As with salary* data, the BLS doesn’t report job outlook data specifically for Wound Care Nurses, but they project that employment of all Registered Nurses will grow by 6% from 2021 to 2031. This means that over 200,000 job openings will become available each year. Some of the demand is due to the ongoing nursing shortage, while additional jobs will be created by those who transfer to different occupations or retire from the workforce.

Wound Care Nurses may also find opportunities for advancement, including positions such as a head nurse, assistant director, or director of nursing. Some leadership positions may require a graduate degree in nursing.

Nurse assisting an elderly patient

Consider Specializing as a Wound Care Nurse

After learning more about how to become a Wound Care Nurse, including some of the common duties, average salaries, and the job outlook, you may be interested in specializing in this field.

An estimated 6.7 million Americans currently live with chronic wounds, and more than 29 million live with diabetes. Consequently, Wound Care Nurses are needed more than ever to support the team of physicians, podiatrists, surgeons, and other healthcare providers in treating these patients. Helping these patients recover from severe wounds and learn to manage skin conditions associated with diseases like diabetes can lead to an extremely rewarding nursing career.

To get started on the path to becoming an RN and specializing as a Wound Care Nurse, take a look at the accelerated BSN Program at Eagle Gate College.
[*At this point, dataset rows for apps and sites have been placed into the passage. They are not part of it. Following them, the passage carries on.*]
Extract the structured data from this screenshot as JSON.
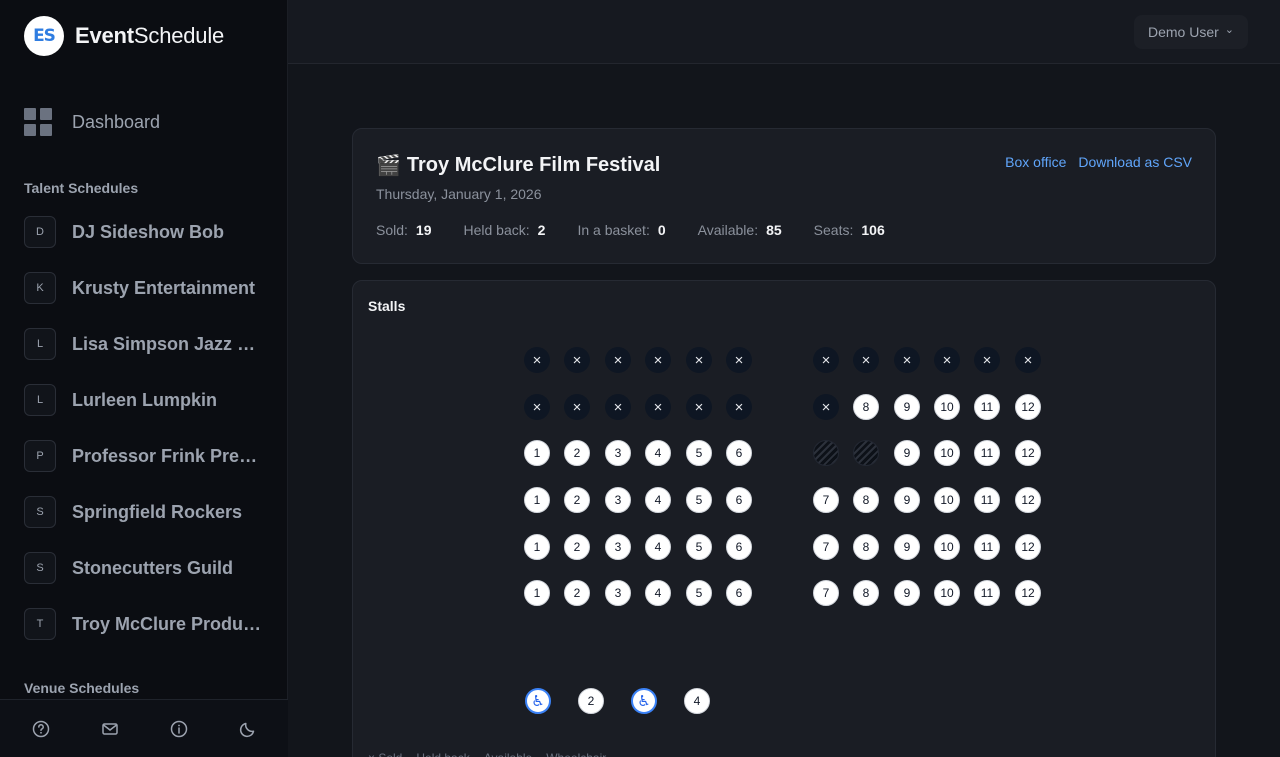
{
  "app": {
    "logo_mark": "ES",
    "name_bold": "Event",
    "name_rest": "Schedule"
  },
  "sidebar": {
    "dashboard_label": "Dashboard",
    "talent_title": "Talent Schedules",
    "talent": [
      {
        "initial": "D",
        "label": "DJ Sideshow Bob"
      },
      {
        "initial": "K",
        "label": "Krusty Entertainment"
      },
      {
        "initial": "L",
        "label": "Lisa Simpson Jazz Ensemble"
      },
      {
        "initial": "L",
        "label": "Lurleen Lumpkin"
      },
      {
        "initial": "P",
        "label": "Professor Frink Presents"
      },
      {
        "initial": "S",
        "label": "Springfield Rockers"
      },
      {
        "initial": "S",
        "label": "Stonecutters Guild"
      },
      {
        "initial": "T",
        "label": "Troy McClure Productions"
      }
    ],
    "venue_title": "Venue Schedules",
    "footer_icons": [
      "help-icon",
      "mail-icon",
      "info-icon",
      "moon-icon"
    ]
  },
  "header": {
    "user_label": "Demo User",
    "user_caret": "⌄"
  },
  "event": {
    "emoji": "🎬",
    "title": "Troy McClure Film Festival",
    "date": "Thursday, January 1, 2026",
    "links": {
      "box_office": "Box office",
      "download_csv": "Download as CSV"
    },
    "stats": {
      "sold_label": "Sold:",
      "sold": "19",
      "held_label": "Held back:",
      "held": "2",
      "basket_label": "In a basket:",
      "basket": "0",
      "available_label": "Available:",
      "available": "85",
      "seats_label": "Seats:",
      "seats": "106"
    }
  },
  "seating": {
    "section_title": "Stalls",
    "status_colors": {
      "available": "#ffffff",
      "sold": "#0e1623",
      "wheelchair": "#3b82f6"
    },
    "sold_glyph": "×",
    "wheelchair_glyph": "♿",
    "rows": [
      [
        "sold",
        "sold",
        "sold",
        "sold",
        "sold",
        "sold",
        "sold",
        "sold",
        "sold",
        "sold",
        "sold",
        "sold"
      ],
      [
        "sold",
        "sold",
        "sold",
        "sold",
        "sold",
        "sold",
        "sold",
        "8",
        "9",
        "10",
        "11",
        "12"
      ],
      [
        "1",
        "2",
        "3",
        "4",
        "5",
        "6",
        "held",
        "held",
        "9",
        "10",
        "11",
        "12"
      ],
      [
        "1",
        "2",
        "3",
        "4",
        "5",
        "6",
        "7",
        "8",
        "9",
        "10",
        "11",
        "12"
      ],
      [
        "1",
        "2",
        "3",
        "4",
        "5",
        "6",
        "7",
        "8",
        "9",
        "10",
        "11",
        "12"
      ],
      [
        "1",
        "2",
        "3",
        "4",
        "5",
        "6",
        "7",
        "8",
        "9",
        "10",
        "11",
        "12"
      ]
    ],
    "wheelchair_row": [
      "wheelchair",
      "2",
      "wheelchair",
      "4"
    ],
    "legend": [
      "× Sold",
      "Held back",
      "Available",
      "Wheelchair"
    ]
  }
}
Or, if you already work as an RN with an associate degree, consider our RN-to-BSN Program.